I know these conversations are hard. I know they are uncomfortable. I get it. But, they've been ignored for far too long. If we don't address the situation once and for all, we'll keep having these horrible situations happen over and over and over again. I keep seeing chants of 'All Lives Matter' and 'It shouldn't be about race'. And you're right, all lives should matter and it shouldn't be about race. But, sadly, a lot of the times it is and that needs to change.

Black lives matter. Nobody, at least not that I can recall, stood up when Jesus said 'Blessed are the poor' to yell out 'All of us are blessed'. Or during MLK's 'I Have a Dream' to scream out 'We all have dreams'. Our black friends and family and loved ones are hurting right now. Short term, that's what this about. Long term, we have to fix some of our systems to eliminate injustice and inequality. But right now, in this moment, we need a little empathy and compassion. A little understanding. Long term we need to quit ignoring things like the Black Wall Street Massacre or the Philadelphia police department literally bombing a black neighborhood and taking innocent lives in the 80s. If we don't turn a blind eye to facts, maybe we won't repeat past mistakes. Growth is about recognizing our short comings and failings and changing our approach.

Above, I mentioned Bob Dylan. So, before I end this, I want to leave you with a few lyrics from his iconic 1964 song 'The Times They Are a Changin' :
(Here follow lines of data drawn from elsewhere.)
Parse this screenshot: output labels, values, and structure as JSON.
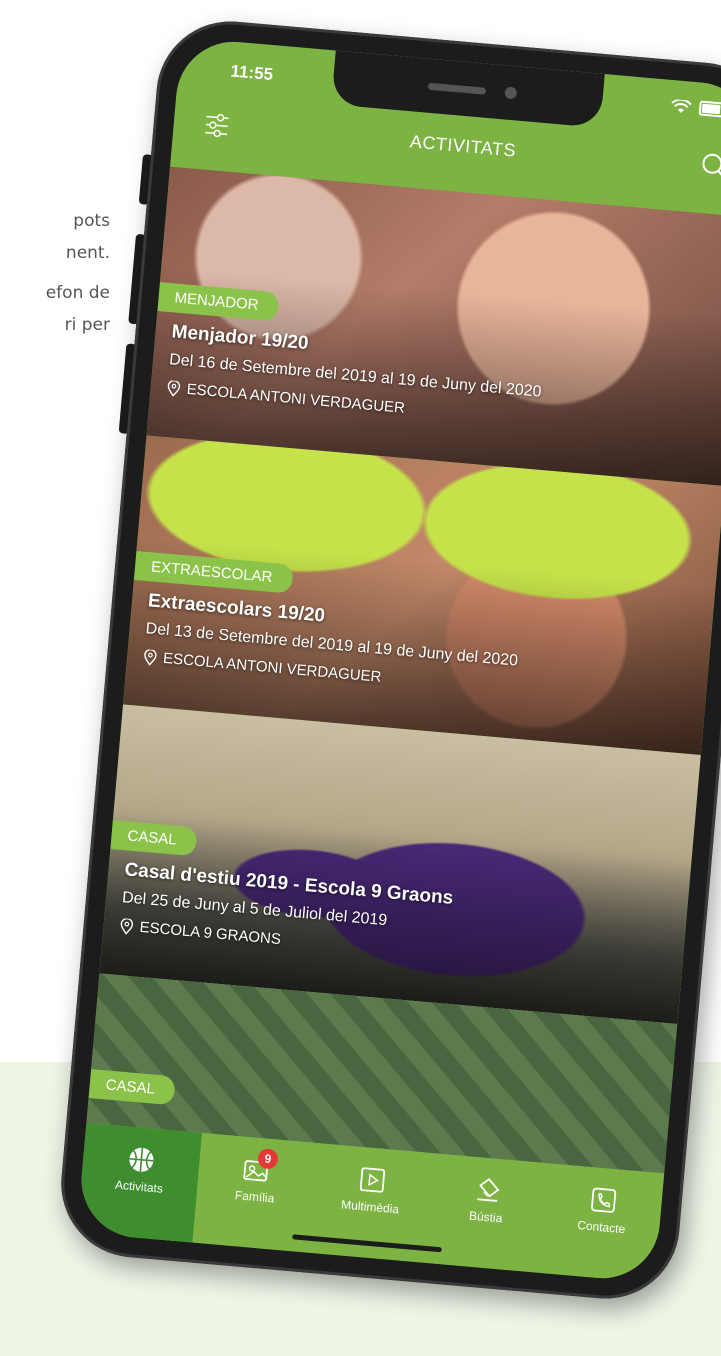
{
  "side_text": [
    "pots",
    "nent.",
    "efon de",
    "ri per"
  ],
  "status": {
    "time": "11:55"
  },
  "header": {
    "title": "ACTIVITATS",
    "filter_icon": "sliders-icon",
    "search_icon": "search-icon"
  },
  "cards": [
    {
      "tag": "MENJADOR",
      "title": "Menjador 19/20",
      "dates": "Del 16 de Setembre del 2019 al 19 de Juny del 2020",
      "location": "ESCOLA ANTONI VERDAGUER"
    },
    {
      "tag": "EXTRAESCOLAR",
      "title": "Extraescolars 19/20",
      "dates": "Del 13 de Setembre del 2019 al 19 de Juny del 2020",
      "location": "ESCOLA ANTONI VERDAGUER"
    },
    {
      "tag": "CASAL",
      "title": "Casal d'estiu 2019 - Escola 9 Graons",
      "dates": "Del 25 de Juny al 5 de Juliol del 2019",
      "location": "ESCOLA 9 GRAONS"
    },
    {
      "tag": "CASAL",
      "title": "",
      "dates": "",
      "location": ""
    }
  ],
  "tabs": [
    {
      "label": "Activitats",
      "icon": "basketball-icon",
      "active": true
    },
    {
      "label": "Família",
      "icon": "photos-icon",
      "badge": "9"
    },
    {
      "label": "Multimèdia",
      "icon": "play-icon"
    },
    {
      "label": "Bústia",
      "icon": "mailbox-icon"
    },
    {
      "label": "Contacte",
      "icon": "phone-icon"
    }
  ],
  "colors": {
    "brand_green": "#7cb342",
    "active_tab": "#3e8e30",
    "tag_green": "#8bc34a",
    "badge_red": "#e53935"
  }
}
Come mothers and fathers
Throughout the land
And don't criticize
What you can't understand
Your sons and your daughters
Are beyond your command
Your old road is rapidly agin'
Please get out of the new one
If you can't lend your hand
For the times they are a-changin'